h <- c(3,1,4,2,90)
h[h > 2]      #h > 2 will return TRUE if the element in h has value bigger than 2
h[c(1,3,5)]   #It's clear to see that the first, third and fifth elements have values bigger than 2

c. using names to do vector subsetting

For a named vector, we can also use character vector consisting of the names as indices to do vector subsetting.

x_w_name <- c(height = 165, weight = 60, BMI = 22)
x_w_name["height"]
#> height
#>    165
x_w_name[c("weight", "BMI")]
#> weight    BMI
#>     60     22

### 2.6.4 Update values in sub-vectors

In Section 2.1.1, we have learned how to update one element in a vector using the assignment operator.
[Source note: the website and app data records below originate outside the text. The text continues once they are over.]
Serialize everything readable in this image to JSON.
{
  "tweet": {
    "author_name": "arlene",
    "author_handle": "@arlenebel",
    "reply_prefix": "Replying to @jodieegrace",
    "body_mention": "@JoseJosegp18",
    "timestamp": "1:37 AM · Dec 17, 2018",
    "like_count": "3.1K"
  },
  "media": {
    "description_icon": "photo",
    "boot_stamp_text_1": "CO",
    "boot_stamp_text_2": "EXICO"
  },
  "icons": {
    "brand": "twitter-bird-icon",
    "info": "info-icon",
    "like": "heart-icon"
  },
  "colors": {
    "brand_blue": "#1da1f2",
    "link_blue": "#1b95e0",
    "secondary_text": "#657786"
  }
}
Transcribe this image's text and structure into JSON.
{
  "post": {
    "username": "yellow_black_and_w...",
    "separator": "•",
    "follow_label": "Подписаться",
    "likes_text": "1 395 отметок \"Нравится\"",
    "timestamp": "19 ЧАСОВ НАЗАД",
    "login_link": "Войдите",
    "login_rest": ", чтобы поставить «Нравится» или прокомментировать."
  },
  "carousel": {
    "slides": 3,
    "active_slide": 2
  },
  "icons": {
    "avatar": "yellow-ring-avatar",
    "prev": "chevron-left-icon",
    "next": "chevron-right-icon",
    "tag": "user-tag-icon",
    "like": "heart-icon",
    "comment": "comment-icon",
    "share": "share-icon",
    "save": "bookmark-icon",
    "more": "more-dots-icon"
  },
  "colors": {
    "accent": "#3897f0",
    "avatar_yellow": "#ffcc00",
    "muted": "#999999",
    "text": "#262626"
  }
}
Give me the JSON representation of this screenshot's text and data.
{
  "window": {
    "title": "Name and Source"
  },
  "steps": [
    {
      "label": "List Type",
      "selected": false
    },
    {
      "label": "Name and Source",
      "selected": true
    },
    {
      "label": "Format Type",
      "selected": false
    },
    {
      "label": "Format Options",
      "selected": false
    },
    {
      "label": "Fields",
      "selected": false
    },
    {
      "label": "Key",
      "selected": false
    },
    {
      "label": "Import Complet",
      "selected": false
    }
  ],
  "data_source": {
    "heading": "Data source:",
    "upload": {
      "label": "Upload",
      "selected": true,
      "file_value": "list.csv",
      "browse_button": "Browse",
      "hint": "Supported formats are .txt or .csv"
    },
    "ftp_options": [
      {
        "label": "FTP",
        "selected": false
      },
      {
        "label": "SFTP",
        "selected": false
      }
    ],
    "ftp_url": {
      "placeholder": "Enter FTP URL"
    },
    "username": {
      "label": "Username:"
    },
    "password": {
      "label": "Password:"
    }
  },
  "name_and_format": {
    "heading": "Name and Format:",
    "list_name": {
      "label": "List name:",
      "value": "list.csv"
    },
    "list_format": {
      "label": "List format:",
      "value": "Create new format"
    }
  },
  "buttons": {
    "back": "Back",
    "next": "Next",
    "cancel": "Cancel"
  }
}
For example, x[ind] <- new_value will update the ind-th element of x to the new_value. It turns out we can update the values of multiple elements of a vector in a similarly way.

a. Change all values in subsets of vectors

Firstly, let’s review values of vector h and get a subset of it.

h <- c(3,1,4,2,90)
h[c(2,4)]

Obviously, you will get a numeric vector with 1 and 2 as the values. Let’s see how to change values just for a subset of h, which is actually a very important usage of doing vector subsetting. You just need to assign new values to the subset, then you can verify the values of h. Let’s see an example,

h[c(2,4)] <- c(10, 20)
h
#>   3 10  4 20 90
h[c(2,4)] <- 10         #recycling rule applies
h
#>   3 10  4 10 90

From the result, you can see that only 1 and 2 have been changed to 10, which means you have successfully change parts of h!

b. Define the vector again

Another way to change values in vectors is to do object assignment again using the same name, then you can change any values of it.

Let’s first reset the values of h.

h <- c(3,1,4,2,90)

In Section 1.3, you have learned about checking all the named objects and their values in the environment. So let’s review values of vector h from this panel together. Figure 2.3: Values of h (1)

Now we all know that h is a numeric vector with 5 values. Then let’s try to do an object assignment again, this time you can assign different values to h and see what will happen to h.

h <- c(1,2,3,4,5)
h
#>  1 2 3 4 5

Then you can see that the values of h have been changed to the new ones! Another easier way to verify values of h is from the environment, so it is a good habit to monitor the environment from time to time to make sure everything look fine. Figure 2.4: Values of h (2)

You can assign any values to h as you want, then h may change the vector type or even the object type according to the values assigned. By running the following code, h will be a character vector with three strings.

h <- c("pig", "monkey", "panda") Figure 2.5: Values of h (3)

If you assign values of a subvector to a name, you will create a new named vector. Now hs is not the subset of h, it is a vector with the same value as the subset. If you assign different value(s) to hs, there will be no change on h.

h <- c(3,1,4,2,90)
hs <- h[c(2,4)]
hs <- 10
h

### 2.6.5 Exercises

Consider the vector v1 <- c(7, 2, 4, 9, 7), v2 <- c(6, 2, 8, 7, 9), and v3 <- 1:50.

1. Find the locations in v1 where the corresponding value is smaller than v2.

2. Find the subvector of v2 such that the corresponding location in v1 is larger than 5.

3. Find the subvector of v3 such that it is divisible by 7. (Hint: the result of 7%%7 is equal to 0 since 7 is divisible by 7)

4. For all elements of v3 that is divisible by 8, replace it by 100.